■ **Data**:
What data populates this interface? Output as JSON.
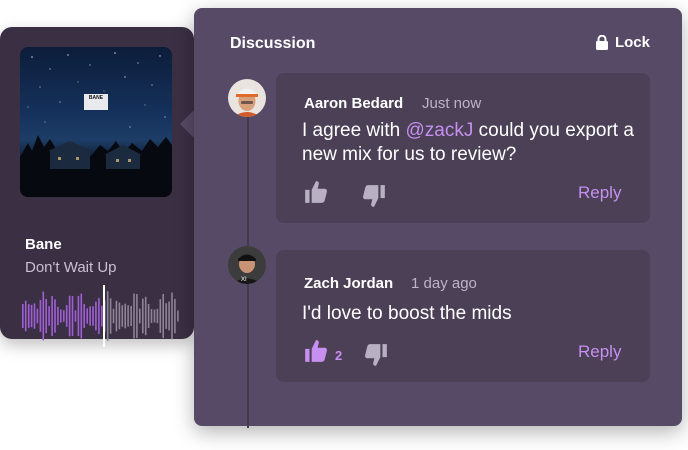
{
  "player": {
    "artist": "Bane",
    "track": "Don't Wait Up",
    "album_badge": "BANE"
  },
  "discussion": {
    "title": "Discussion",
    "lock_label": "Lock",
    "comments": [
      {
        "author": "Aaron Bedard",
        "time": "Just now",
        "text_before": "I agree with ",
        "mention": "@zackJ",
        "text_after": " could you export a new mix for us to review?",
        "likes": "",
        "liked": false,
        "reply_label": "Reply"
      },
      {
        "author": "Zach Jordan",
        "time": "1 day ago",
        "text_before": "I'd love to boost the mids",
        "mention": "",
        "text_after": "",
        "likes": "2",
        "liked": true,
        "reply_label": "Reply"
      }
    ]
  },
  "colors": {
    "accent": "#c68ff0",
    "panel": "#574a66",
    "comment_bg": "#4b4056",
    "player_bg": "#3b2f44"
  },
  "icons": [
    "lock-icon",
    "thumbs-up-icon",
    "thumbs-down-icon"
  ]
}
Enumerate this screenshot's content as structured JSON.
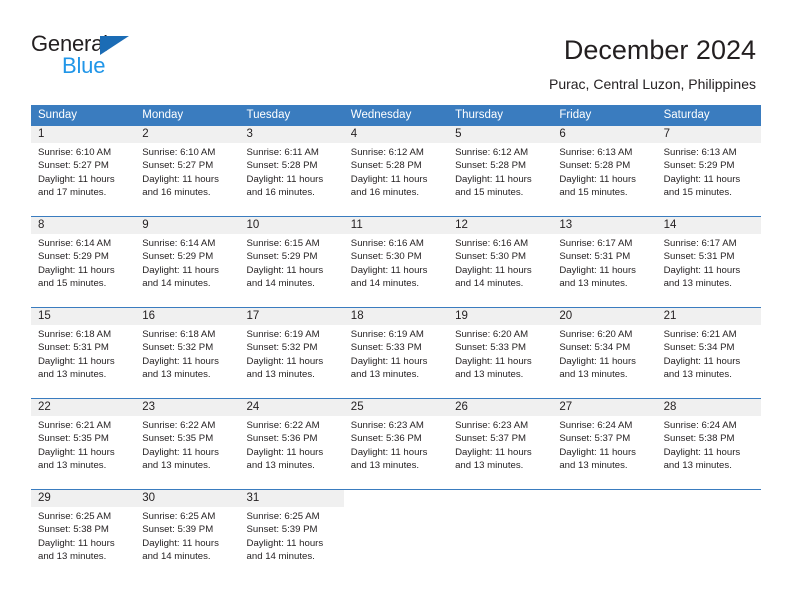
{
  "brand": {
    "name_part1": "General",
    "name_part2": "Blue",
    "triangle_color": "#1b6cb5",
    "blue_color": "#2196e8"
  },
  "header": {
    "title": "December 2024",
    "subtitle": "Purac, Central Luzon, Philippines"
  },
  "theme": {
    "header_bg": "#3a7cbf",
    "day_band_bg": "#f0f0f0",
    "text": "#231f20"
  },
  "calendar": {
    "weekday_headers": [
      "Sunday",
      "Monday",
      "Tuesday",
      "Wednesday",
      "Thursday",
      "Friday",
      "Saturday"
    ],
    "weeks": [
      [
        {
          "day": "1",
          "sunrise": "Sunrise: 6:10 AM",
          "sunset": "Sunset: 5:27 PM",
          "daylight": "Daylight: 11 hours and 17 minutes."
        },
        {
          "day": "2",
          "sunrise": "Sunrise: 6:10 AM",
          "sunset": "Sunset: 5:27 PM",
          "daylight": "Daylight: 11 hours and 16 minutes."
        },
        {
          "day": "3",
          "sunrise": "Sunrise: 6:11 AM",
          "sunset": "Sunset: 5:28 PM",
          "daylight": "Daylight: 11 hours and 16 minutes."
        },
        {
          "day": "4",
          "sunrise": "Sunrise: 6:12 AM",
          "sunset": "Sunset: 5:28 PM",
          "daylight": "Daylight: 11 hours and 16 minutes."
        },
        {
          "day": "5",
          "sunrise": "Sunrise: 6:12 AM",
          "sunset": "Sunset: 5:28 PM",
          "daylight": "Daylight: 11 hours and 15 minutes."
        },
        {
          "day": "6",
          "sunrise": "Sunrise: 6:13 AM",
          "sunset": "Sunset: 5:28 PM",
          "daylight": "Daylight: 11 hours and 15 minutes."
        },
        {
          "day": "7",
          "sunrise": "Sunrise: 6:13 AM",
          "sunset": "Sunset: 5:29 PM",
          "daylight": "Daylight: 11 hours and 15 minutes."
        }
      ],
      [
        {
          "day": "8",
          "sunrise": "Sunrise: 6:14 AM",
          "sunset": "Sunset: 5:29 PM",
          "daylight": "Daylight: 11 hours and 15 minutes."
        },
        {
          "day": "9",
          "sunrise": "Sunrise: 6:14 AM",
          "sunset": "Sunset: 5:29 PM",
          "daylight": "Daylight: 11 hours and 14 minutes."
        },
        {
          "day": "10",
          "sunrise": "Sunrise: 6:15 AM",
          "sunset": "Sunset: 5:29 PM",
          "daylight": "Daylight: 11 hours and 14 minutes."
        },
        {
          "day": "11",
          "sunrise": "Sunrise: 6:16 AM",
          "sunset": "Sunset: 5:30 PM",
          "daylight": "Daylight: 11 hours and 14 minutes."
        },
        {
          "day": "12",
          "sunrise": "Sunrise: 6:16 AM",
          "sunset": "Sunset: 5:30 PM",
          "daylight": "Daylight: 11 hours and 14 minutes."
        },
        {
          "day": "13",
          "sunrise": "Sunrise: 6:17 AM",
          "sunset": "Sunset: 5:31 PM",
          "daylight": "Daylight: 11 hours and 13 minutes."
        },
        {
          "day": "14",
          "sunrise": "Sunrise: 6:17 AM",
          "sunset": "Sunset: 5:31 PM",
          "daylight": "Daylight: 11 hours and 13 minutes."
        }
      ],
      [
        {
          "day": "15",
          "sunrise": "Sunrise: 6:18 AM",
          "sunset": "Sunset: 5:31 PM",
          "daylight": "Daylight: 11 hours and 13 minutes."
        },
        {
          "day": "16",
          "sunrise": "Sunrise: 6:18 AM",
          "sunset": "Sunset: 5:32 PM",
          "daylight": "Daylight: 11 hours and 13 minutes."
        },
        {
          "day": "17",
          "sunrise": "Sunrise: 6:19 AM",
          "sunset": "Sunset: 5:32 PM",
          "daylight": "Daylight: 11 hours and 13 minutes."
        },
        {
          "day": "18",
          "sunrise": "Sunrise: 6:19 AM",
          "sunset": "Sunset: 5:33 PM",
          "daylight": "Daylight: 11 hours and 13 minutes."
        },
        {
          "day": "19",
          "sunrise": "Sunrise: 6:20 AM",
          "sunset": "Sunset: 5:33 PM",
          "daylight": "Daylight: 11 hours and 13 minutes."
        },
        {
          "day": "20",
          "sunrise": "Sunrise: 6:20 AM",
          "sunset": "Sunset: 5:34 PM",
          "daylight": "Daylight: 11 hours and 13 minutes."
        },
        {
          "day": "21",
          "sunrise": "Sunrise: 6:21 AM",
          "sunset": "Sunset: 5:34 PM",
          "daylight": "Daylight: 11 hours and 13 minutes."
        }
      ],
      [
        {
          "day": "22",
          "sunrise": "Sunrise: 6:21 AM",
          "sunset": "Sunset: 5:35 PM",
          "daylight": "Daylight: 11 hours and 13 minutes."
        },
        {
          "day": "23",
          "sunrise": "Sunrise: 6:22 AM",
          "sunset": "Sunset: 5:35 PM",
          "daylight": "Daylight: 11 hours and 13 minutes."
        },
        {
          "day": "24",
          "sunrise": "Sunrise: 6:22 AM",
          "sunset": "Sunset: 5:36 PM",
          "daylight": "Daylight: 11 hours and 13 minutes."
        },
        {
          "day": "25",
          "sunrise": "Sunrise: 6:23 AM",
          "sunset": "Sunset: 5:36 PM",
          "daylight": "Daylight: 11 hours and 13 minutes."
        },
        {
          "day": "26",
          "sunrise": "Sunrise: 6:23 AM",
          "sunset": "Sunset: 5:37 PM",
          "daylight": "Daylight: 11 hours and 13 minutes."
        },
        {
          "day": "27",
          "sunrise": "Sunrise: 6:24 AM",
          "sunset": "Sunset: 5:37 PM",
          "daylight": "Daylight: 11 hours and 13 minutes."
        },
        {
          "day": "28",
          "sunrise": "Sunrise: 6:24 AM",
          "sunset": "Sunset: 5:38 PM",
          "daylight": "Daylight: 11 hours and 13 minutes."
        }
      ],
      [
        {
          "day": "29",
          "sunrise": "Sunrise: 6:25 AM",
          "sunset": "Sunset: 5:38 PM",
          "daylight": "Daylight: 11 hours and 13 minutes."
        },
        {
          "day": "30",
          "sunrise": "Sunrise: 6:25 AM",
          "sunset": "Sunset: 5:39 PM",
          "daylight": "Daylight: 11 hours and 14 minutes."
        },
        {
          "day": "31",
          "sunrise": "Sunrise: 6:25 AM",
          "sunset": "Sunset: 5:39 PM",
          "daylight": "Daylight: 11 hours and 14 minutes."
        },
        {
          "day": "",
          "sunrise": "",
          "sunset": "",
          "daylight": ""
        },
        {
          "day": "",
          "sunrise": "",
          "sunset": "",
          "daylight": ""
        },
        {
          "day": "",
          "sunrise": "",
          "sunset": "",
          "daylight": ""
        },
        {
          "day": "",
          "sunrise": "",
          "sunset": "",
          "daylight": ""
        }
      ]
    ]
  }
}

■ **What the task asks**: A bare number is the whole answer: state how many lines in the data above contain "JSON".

■ **Response area**: 2